The owners of Fehn's 1891 House restaurant in Dayton, Tenn., say there's nothing mysterious about the restaurant's closing for good this weekend, which will put a bookend on almost 90 years of Fehn's restaurants.
"We had a 10-year plan, and we've been here 11 [years], or we bought the house 11 years ago," said Colleen Fehn, who co-owns and operates the restaurant alongside her husband, Don.
Simply: "We are retiring," she added Wednesday.
On Monday, a post appeared on the Fehn's Facebook page announcing that Saturday will be the restaurant's last day of operation. The post caused a flurry of reaction among Fehn's customers, some reacting through social media and some calling the restaurant.
"Good memories of the fried chicken and macaroon pie I enjoyed for many years," Jeana Lynch Schneitman, a former Chattanoogan who now lives in Anchorage, Alaska, posted in response to the announcement. "Boy, yet another sad happening for Chattanooga/Dayton."
Fehn's has been around since 1930, when the original restaurant was opened in Chattanooga by Don Fehn's grandparents. Fehn's became a downtown haunt for many years on the North Shore and enjoyed success still after a move to Highway 153 in Hixson.
Don and Colleen Fehn operated the restaurant during the last 15 years of its time in Chattanooga, and they were behind the move to Dayton a decade ago.
The original intention upon purchasing and renovating the 1891 Catholic schoolhouse was to open a bed and breakfast.
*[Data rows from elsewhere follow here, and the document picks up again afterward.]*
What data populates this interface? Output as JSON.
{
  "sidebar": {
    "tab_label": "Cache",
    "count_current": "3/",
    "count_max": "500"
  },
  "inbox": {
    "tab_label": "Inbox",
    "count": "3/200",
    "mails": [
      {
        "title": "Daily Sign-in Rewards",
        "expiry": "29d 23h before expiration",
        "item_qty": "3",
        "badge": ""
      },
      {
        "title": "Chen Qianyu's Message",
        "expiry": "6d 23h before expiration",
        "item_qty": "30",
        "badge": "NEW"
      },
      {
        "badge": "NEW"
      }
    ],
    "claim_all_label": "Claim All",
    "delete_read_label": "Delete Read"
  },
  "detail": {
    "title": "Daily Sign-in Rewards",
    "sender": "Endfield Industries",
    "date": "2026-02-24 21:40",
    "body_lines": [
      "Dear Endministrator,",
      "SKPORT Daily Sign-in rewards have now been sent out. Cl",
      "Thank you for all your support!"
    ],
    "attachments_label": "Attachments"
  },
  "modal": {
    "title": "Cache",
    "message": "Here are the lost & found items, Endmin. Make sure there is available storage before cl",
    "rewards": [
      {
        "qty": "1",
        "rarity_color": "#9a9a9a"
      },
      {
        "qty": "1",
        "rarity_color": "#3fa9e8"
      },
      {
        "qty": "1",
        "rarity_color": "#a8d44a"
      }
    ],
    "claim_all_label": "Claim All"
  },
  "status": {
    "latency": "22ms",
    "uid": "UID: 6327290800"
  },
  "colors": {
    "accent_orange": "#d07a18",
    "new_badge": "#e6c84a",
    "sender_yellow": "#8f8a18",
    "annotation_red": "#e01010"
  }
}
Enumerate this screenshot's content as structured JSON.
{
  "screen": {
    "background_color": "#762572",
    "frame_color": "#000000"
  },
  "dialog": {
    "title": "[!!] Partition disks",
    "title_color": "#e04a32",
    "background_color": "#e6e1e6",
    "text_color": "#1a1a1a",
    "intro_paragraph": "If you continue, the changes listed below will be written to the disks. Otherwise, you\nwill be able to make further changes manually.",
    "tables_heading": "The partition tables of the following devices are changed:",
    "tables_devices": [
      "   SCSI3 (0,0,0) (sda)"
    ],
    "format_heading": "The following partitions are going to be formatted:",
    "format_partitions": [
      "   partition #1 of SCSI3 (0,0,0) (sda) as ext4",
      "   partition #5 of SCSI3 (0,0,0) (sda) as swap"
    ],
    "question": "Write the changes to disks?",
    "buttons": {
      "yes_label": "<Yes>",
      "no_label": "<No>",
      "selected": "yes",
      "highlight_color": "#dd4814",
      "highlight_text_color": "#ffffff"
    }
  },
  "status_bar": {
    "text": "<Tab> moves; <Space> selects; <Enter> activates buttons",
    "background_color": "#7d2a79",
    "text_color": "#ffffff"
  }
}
But that turned into Fehn's 1891 House, a part-time restaurant -- for everyone except the Fehns, who have worked basically full-time managing it for a decade.
Considering full lives of labor prior to Fehn's -- Don in landscaping and restaurants and Colleen in nursing and restaurants -- the Fehns knew that after a decade at the Dayton location, they would be ready to lay down the ladle and do some resting and relaxing.
And here it is.
"It's very black-and-white," said Colleen. "Planned retirement."
Many folks who grew up eating at Fehn's in Chattanooga still make trips to Dayton for the famous Fehn's chicken and desserts.
But there are folks in Dayton equally sad to see the restaurant, a lonely bastion of upscale dining in the city, say farewell.
"I think Fehn's filled the need that we had," said Richard Daugherty, a Dayton native and food aficionado.
He was thankful to have the Fehns come in and save the old 1891 house that had fallen into disrepair over decades of vacancy.
"I'm glad it was saved when it was because it was on its way out," he said.
Daugherty mostly dined at Fehn's on special occasions, like many locals. On the eve of the restaurant's closing, he had kind words for its proprietors.
"I would say that they have been wonderful additions to our community, and we're sorry to see them go," he said.
The feeling's mutual, said Colleen Fehn.
Retirement is good and relaxation is good, but she said the couple will miss all the people they've befriended and served over the years.
"That's a biggie. That's the big downside," she said.
Fehn said as of now, there are plans for another restaurant to move into the 1891 house, but no details are available.
Contact staff writer Alex Green at firstname.lastname@example.org or 423-757-6480.